- If a topological space is simply connected then any retraction of that space is simply connected
Examples of simply connected spaces
- All convex subsets of [ilmath]\mathbb{R}^n[/ilmath] are simply connected topological subspaces
- As [ilmath]\mathbb{R}^n[/ilmath] is itself convex, we see as a corollary: [ilmath]\mathbb{R}^n[/ilmath] is a simply connected topological space
- [ilmath]\mathbb{S}^n[/ilmath] is simply connected for [ilmath]n\ge 2[/ilmath]
- [ilmath]\mathbb{R}^n-\{0\} [/ilmath] is a simply connected topological subspace for [ilmath]n\ge 3[/ilmath]

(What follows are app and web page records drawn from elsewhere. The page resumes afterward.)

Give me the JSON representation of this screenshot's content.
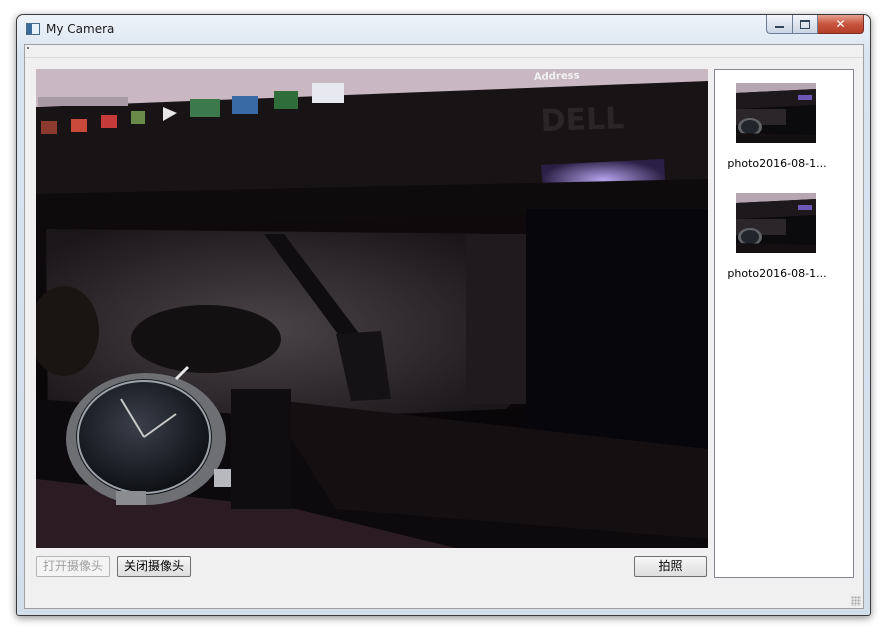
{
  "window": {
    "title": "My Camera",
    "icon": "app-window-icon",
    "controls": [
      "minimize-icon",
      "maximize-icon",
      "close-icon"
    ]
  },
  "camera": {
    "scene_text": {
      "brand": "DELL",
      "address": "Address"
    }
  },
  "buttons": {
    "open_camera": "打开摄像头",
    "close_camera": "关闭摄像头",
    "take_photo": "拍照"
  },
  "photos": [
    {
      "label": "photo2016-08-1..."
    },
    {
      "label": "photo2016-08-1..."
    }
  ]
}
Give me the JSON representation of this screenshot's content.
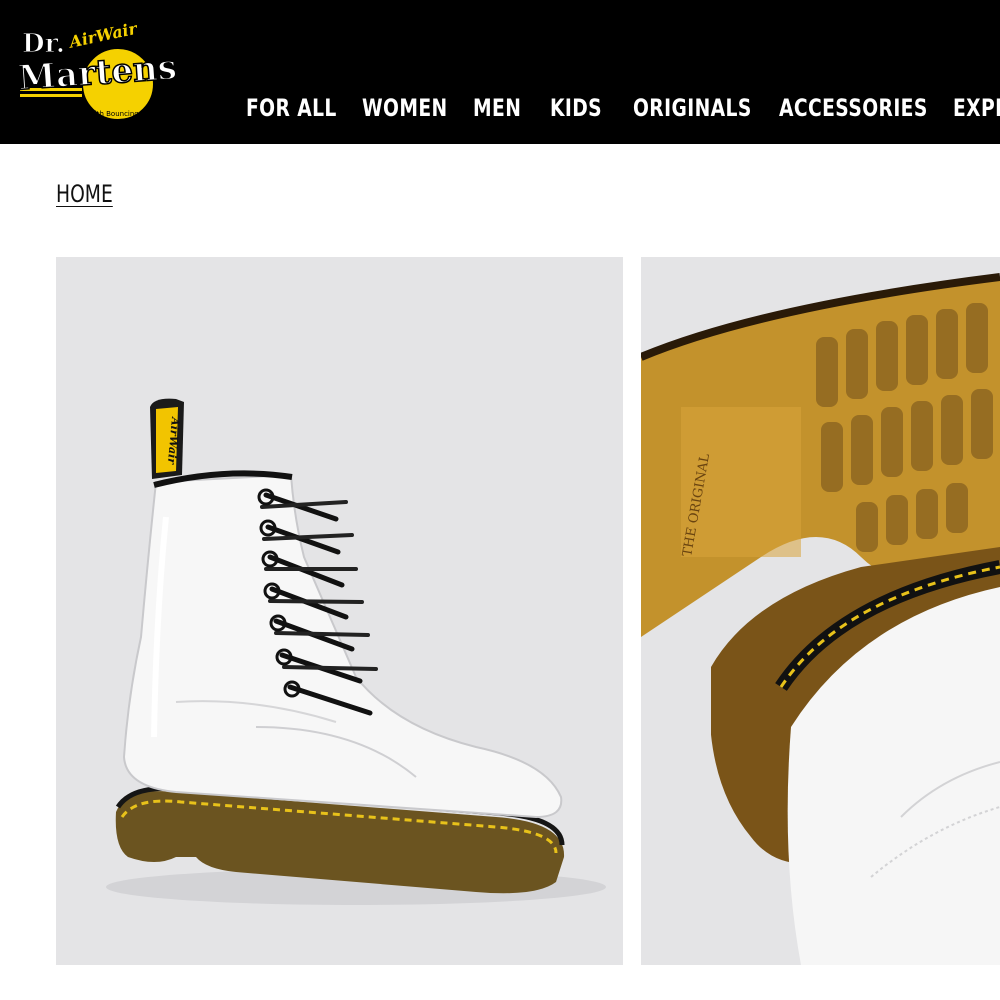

- Follows from [ilmath]\mathbb{R}^n-\{0\} [/ilmath] strongly deformation retracts to [ilmath]\mathbb{S}^{n-1} [/ilmath], which means [ilmath]\mathbb{R}^n-\{0\} [/ilmath] and [ilmath]\mathbb{S}^{n-1} [/ilmath] are homotopy equivalent topological spaces and then homotopy invariance of the fundamental group tells us [ilmath]\pi_1(\mathbb{R}^n-\{0\})\cong\pi_1(\mathbb{S}^{n-1})[/ilmath] and we know [ilmath]\mathbb{S}^n[/ilmath] is simply connected for [ilmath]n\ge 2[/ilmath] from above.
- [ilmath]\bar{\mathbb{B} }^n-\{0\} [/ilmath] is a simply connected topological subspace for [ilmath]n\ge 3[/ilmath]
- Follows from [ilmath]\bar{\mathbb{B} }^n-\{0\} [/ilmath] strongly deformation retracts to [ilmath]\mathbb{S}^{n-1} [/ilmath], which means [ilmath]\bar{\mathbb{B} }^n-\{0\} [/ilmath] and [ilmath]\mathbb{S}^{n-1} [/ilmath] are homotopy equivalent topological spaces and then homotopy invariance of the fundamental group tells us [ilmath]\pi_1(\bar{\mathbb{B} }^n-\{0\})\cong\pi_1(\mathbb{S}^{n-1})[/ilmath] and we know [ilmath]\mathbb{S}^n[/ilmath] is simply connected for [ilmath]n\ge 2[/ilmath] from above.
Notes
- ↑ Notice we do not specify the basepoint of the fundamental group here, that is we write [ilmath]\pi_1(X)[/ilmath] not [ilmath]\pi_1(X,x_0)[/ilmath] for some [ilmath]x_0\in X[/ilmath], that is because for a path-connected topological space all the fundamental groups are isomorphic
- That is: [ilmath]\forall p,q\in X[\pi_1(X,p)\cong\pi_1(X,q)][/ilmath] - see the change of basepoint isomorphism (topology, fundamental group)